“Communism was never a hit in
North India,” he said. Mr. Dhillon’s
family owns interstate buses and trades in liquor, but he spends most of his
time on politics. He has four cellphones, two of which are in the possession of
his personal secretary, and they ring approximately every five minutes,
including when he is on horseback.
“The main job for politicians is not to make laws, the main job is to go to social functions,” he said, a little wearily. “There are all these deaths.”
Dog races offer some relief from this routine. A man turns a crank, the dead rabbit scoots down the track on a wire andtwo dogs shoot out at a full gallop, their spines flexing like springs. Dust rises around the men along the track: farmers with deeply lined faces; New Jersey gas station moguls; one princeling in aviator sunglasses who described himself happily as “that type of guy, you give me $100,000, I guarantee within two, three days, I am spending every penny.”
Mr. Dhillon, seated beside a race official, was fretting a bit over his dogs. His favorite, Messi, though “bloody fast,” had apparently lost enthusiasm when he realized the rabbit was mechanical. He blamed his trainers for overexerting Messi’s sister, Smarty, which he considers “the fastest bitch in
Punjab,” and instructed them to raise
the body weight of a third sibling, Ronaldo, by seven pounds.
In the end, Monday’s top prizes went to the dogs belonging to Punjabis living in
North America; one of them, an electrical engineer, lives outside and raced a dog from Detroit . Back on his veranda at his
home, Mr. Dhillon said he was no stranger to disappointment; last year, he was
preparing to travel to West Virginia for a coursing championship,
in which dogs chase a live rabbit, when his dog broke a leg in training and had
to be euthanized. Ireland
“They are like glass, you never know when they will crack,” he said. “You put all this effort into them and after two races they bloody crash.”
Anyway, there was plenty to look forward to. The authorities in some areas of
Punjab have categorized wild boar as vermin. This allows hunters drive
the boars into fields of sugar cane, send a pack of hounds to flush them out,
and wait on the periphery with shotguns. A friend who had come for the dog

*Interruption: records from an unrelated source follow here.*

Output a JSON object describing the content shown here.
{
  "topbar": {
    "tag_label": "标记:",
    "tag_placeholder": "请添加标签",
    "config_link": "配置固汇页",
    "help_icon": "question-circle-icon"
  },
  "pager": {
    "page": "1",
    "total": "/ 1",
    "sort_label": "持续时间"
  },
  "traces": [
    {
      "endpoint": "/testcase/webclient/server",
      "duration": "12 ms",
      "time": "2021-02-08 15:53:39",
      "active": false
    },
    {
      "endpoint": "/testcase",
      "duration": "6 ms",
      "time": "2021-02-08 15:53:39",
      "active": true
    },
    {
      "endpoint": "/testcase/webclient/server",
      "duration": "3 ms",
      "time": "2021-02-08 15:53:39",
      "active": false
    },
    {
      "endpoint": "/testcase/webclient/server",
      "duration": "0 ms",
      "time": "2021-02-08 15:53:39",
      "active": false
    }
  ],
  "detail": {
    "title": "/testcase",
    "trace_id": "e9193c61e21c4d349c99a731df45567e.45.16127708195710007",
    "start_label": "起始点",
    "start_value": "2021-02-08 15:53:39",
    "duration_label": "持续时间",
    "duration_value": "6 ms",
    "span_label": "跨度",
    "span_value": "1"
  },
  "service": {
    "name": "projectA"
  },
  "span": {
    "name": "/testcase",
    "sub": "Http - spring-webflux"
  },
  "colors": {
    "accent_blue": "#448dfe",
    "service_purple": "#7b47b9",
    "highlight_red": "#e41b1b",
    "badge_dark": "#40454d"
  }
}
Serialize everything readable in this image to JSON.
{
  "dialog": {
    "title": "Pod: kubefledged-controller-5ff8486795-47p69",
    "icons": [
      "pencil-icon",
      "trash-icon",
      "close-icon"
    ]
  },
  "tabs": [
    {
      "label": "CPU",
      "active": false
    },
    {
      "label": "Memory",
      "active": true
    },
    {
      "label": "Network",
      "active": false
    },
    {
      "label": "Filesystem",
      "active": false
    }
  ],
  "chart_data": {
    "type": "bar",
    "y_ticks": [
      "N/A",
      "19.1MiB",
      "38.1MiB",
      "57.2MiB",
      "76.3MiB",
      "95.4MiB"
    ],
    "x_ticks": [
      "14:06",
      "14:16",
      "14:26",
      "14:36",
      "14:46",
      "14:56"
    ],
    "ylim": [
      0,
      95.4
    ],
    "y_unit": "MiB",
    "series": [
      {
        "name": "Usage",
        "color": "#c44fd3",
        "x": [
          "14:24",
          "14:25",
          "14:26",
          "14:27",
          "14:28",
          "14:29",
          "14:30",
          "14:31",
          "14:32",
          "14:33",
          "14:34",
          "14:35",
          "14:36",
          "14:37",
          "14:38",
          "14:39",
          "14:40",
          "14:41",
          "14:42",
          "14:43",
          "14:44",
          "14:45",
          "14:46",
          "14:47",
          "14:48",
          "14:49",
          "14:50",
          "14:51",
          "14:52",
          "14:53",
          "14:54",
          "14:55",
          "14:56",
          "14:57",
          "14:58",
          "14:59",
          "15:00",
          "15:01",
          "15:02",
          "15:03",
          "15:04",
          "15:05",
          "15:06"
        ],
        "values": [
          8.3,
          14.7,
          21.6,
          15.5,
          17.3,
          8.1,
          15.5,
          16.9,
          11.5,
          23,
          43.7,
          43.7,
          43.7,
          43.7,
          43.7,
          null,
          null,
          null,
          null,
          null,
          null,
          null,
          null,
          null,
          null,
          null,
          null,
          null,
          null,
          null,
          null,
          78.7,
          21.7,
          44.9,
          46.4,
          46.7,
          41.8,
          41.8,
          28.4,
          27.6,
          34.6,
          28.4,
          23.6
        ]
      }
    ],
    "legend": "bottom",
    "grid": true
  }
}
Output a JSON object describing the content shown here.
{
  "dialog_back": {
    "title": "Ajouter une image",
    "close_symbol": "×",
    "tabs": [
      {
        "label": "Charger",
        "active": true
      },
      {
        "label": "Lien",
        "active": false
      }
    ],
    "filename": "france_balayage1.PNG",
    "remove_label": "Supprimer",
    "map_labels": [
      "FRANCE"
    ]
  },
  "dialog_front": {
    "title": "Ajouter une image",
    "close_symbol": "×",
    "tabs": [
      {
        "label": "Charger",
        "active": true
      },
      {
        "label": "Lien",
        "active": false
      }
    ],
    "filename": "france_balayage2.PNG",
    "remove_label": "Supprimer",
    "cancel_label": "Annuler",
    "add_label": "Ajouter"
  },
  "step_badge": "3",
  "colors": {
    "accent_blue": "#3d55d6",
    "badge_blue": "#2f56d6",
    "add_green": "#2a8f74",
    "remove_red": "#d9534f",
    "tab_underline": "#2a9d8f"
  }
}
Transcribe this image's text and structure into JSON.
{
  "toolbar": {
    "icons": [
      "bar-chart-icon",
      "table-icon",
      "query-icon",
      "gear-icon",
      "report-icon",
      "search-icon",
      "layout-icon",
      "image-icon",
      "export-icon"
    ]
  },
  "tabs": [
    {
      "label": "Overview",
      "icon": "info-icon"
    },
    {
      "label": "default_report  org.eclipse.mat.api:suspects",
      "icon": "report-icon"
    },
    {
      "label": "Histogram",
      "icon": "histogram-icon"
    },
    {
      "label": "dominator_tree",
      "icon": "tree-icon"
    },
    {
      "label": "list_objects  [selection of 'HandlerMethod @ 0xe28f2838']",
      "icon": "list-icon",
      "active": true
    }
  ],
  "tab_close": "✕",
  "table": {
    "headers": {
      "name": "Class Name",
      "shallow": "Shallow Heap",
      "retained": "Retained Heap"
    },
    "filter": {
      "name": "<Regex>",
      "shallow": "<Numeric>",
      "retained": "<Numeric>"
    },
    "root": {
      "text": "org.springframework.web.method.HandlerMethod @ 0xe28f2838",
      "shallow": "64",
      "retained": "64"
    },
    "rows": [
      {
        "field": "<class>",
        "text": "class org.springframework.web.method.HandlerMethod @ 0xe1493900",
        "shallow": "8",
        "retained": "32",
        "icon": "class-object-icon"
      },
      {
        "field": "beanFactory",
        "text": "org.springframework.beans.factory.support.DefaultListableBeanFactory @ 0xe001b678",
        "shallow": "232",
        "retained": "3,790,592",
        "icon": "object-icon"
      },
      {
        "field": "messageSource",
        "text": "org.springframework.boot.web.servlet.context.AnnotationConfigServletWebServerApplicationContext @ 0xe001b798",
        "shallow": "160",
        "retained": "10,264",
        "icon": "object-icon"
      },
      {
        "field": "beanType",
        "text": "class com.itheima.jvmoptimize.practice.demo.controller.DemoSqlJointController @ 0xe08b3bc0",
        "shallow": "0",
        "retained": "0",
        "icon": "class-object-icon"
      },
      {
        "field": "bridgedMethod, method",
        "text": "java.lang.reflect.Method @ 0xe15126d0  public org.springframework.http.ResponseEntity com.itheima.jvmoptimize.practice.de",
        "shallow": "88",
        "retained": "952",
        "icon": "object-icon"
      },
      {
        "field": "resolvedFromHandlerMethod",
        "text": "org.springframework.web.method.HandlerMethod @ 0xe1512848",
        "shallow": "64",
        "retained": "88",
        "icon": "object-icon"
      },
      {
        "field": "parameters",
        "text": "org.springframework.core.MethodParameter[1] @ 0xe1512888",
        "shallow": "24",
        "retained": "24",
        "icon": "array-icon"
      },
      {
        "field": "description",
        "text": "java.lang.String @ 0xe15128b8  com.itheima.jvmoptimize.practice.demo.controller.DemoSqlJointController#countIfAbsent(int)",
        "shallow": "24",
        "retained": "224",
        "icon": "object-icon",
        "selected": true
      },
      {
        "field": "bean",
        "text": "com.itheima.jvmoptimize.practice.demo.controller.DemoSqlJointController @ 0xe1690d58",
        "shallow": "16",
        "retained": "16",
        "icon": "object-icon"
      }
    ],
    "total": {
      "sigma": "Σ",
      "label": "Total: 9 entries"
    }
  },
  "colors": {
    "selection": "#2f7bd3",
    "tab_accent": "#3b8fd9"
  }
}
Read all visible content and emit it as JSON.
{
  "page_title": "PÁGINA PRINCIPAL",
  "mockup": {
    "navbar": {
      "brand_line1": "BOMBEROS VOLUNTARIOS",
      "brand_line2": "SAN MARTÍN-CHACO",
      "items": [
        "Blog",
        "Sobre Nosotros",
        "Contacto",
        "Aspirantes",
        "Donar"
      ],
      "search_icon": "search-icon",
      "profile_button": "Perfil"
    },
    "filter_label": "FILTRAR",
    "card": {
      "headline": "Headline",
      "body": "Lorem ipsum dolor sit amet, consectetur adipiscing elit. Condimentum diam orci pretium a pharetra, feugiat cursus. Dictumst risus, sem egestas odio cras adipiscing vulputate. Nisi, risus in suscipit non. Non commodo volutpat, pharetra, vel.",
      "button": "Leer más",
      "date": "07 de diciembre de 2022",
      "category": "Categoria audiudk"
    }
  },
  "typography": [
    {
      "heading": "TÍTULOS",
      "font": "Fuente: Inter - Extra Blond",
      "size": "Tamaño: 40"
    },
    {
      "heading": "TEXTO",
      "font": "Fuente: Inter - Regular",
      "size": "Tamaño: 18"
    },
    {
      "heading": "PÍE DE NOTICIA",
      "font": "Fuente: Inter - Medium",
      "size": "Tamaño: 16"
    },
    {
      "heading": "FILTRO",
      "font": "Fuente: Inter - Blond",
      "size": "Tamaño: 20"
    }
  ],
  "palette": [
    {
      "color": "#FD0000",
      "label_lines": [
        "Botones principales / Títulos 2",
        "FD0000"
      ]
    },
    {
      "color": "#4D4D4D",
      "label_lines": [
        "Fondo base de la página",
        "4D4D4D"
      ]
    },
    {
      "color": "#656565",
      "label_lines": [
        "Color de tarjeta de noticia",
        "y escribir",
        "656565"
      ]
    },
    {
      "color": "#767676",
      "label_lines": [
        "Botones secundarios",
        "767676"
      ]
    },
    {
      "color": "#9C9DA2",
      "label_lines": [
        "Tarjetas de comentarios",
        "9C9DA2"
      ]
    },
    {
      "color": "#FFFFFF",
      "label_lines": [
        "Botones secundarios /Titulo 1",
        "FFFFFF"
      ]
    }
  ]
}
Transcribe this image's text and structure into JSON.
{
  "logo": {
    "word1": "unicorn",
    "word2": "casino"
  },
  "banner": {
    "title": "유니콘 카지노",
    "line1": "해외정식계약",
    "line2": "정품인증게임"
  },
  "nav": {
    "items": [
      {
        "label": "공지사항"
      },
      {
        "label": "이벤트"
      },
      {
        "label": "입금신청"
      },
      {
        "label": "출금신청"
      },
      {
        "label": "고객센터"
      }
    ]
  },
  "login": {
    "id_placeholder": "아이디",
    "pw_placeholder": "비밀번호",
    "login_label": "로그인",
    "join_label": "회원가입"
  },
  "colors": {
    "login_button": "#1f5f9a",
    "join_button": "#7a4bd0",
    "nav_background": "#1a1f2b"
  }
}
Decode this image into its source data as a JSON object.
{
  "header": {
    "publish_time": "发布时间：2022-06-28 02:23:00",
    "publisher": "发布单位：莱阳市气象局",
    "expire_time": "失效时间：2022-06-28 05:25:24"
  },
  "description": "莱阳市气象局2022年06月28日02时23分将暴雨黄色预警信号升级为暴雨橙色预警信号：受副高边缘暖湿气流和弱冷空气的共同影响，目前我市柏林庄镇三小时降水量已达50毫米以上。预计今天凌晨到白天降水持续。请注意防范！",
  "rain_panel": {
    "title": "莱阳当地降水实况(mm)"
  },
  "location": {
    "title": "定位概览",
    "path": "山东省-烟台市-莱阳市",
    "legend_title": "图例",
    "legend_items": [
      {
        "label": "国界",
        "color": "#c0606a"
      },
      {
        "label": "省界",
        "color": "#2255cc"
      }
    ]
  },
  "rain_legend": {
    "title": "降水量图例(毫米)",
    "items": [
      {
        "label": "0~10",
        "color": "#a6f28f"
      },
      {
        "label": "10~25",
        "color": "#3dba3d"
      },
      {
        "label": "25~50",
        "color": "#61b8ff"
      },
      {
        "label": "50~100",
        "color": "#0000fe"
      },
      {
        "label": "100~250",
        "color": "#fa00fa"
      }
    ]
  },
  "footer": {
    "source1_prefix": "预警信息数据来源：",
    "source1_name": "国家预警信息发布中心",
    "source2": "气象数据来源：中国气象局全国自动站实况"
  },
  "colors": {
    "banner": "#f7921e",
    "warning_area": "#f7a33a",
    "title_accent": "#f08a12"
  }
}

races offered, as he left, to send over a pair of gray partridges, and Mr.
Dhillon’s face brightened.
“Give me a pair of white peacocks,” he said. “I’d love to have them wandering around.”